In addition, Lazy River wants Bevier Lodge and Cindy Bear’s Palace, along with Ranger’s Retreat and Mountain View Lodge, to be allowed to operate year-round. This expectation was firmly shot down by the Board, along with the request for a waiver to extend the seven-month limit on the resort’s camping season so that it will always be open during Easter week, even when it falls early. Citing the ongoing complaints by neighbors about noise, light pollution and other impacts of seasonal camping on the site, councilwoman Carol Richman said, “We might consider it if there was a way to mitigate these – otherwise no.”
Besides disallowing any requests that would increase the number of overnighters at the campground in permanent structures, the Board also agreed to eliminate at least a few existing campsites that lie within the 50-foot buffer area of the Wallkill River floodplain, lot lines or roads. “Sites 400 to 402 are all in the buffer, they were built without approvals and they’re not on the 2014 site plan approved by the Planning Board. I think they have to go,” said Town supervisor Marybeth Majestic. “Everyone in agreement?” Everyone was.
Still on the table are campsites 77 to 81, which border recently acquired undeveloped agricultural land on the south side of the property and are described by Lazy River as “preexisting” nonconforming sites. Phillips will research the legality of denying permission for these to continue in use.
The attorney will also make recommendations to the Board on what measures can be taken to restrict use of the 200-foot buffer area of the undeveloped parcel for Lazy River’s Halloween Trail, a frequent target of noise complaints by neighbors. “The Halloween Trail might need to be more than 200 feet, because of the noise and light. We could require more vegetative buffering, more of a setback,” suggested Carucci.
Phillips noted that some usage limits might be placed on such previously unpermitted areas through the use of conditions imposed during the Special Use Permit process, if the Board decides to add them to the permitted areas of the campground under the requested Floating District designation. “The Board has some discretion,” she advised. “I’m making a list of what’s supposed to be Special Use Permit conditions,” said Majestic.
Inadequate parking continues to be a concern, especially at permanent structures, and the Board decided to instruct the code enforcement officer to perform inspections of those sites to verify the number of parking spaces available before granting any waivers of such requirements.

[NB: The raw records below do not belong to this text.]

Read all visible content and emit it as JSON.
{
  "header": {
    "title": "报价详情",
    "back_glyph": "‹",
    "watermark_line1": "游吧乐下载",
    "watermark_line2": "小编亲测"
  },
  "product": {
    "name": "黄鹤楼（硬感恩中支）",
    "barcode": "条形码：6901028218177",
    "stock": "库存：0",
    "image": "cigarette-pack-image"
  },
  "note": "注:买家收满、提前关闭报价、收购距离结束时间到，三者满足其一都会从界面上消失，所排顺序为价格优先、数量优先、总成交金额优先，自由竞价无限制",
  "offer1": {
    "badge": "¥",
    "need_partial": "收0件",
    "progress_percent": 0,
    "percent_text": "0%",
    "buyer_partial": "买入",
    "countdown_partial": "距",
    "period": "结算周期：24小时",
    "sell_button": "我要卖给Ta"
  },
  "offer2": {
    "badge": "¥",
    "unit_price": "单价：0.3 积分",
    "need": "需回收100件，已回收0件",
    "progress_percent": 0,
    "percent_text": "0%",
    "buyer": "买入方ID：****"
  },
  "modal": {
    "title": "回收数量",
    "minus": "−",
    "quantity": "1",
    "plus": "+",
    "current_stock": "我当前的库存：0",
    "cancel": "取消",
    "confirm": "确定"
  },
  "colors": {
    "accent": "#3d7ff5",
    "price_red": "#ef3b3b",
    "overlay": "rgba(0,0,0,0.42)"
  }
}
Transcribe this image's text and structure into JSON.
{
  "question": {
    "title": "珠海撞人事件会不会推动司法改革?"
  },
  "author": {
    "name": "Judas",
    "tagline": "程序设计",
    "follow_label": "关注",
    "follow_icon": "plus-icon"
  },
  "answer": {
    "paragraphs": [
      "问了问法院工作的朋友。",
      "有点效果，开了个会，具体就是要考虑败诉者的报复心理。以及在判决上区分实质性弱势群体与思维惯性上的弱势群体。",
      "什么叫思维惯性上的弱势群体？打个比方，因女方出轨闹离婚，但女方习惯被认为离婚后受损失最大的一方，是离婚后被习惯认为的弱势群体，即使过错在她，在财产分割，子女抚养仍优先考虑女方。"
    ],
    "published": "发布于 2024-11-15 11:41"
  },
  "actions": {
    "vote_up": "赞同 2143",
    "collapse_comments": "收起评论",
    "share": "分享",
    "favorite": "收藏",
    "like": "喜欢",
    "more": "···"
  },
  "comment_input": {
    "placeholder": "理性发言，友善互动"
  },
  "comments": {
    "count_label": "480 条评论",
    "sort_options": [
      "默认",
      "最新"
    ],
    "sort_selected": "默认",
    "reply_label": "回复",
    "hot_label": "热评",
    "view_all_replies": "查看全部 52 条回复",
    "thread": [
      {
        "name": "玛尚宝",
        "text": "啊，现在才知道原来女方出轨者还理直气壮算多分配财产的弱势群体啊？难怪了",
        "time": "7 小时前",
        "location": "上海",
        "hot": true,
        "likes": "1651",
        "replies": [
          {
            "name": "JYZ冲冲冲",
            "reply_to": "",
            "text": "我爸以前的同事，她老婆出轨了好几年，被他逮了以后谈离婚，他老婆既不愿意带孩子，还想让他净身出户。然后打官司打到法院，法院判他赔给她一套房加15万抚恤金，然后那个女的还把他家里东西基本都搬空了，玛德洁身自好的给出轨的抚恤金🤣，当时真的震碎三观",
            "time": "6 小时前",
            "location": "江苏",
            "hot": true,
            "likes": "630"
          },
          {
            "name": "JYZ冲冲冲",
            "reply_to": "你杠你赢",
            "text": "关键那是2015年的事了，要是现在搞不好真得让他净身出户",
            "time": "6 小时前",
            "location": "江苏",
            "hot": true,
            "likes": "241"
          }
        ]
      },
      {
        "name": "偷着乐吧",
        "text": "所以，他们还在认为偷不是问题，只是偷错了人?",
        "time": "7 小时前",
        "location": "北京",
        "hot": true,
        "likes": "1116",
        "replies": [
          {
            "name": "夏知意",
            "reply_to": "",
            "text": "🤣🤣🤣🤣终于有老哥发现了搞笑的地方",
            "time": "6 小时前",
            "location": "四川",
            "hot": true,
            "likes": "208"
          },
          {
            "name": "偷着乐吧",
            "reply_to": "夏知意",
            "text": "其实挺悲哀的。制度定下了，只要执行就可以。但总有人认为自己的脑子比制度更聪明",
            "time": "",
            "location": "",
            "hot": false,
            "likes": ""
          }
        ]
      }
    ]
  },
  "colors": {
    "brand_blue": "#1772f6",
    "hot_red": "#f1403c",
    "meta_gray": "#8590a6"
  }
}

A site visit had already been performed by representatives of the Gardiner Highway and Fire Departments to determine whether internal roadways in the campground were adequate for emergency vehicle access. A memorandum from the Fire chief stated that the access road known as Third Avenue “did not follow the original site plan” and lacked proper signage. The chief offered Lazy River two alternatives: either to reconstruct the road as a through street as originally planned, or replace it with two dead-end roads connected by a hammerhead turnaround, which would require the elimination of two campsites on one side.
All in all, the more the Gardiner Town Board deliberates the wish list put forward by Lazy River, the less its members seem to be in a conciliatory mood. According to Majestic, “We made some headway.” No plans were made to schedule another special meeting, but discussion, including of the hot topic of park model RVs, will be on the agenda of a regular meeting in October.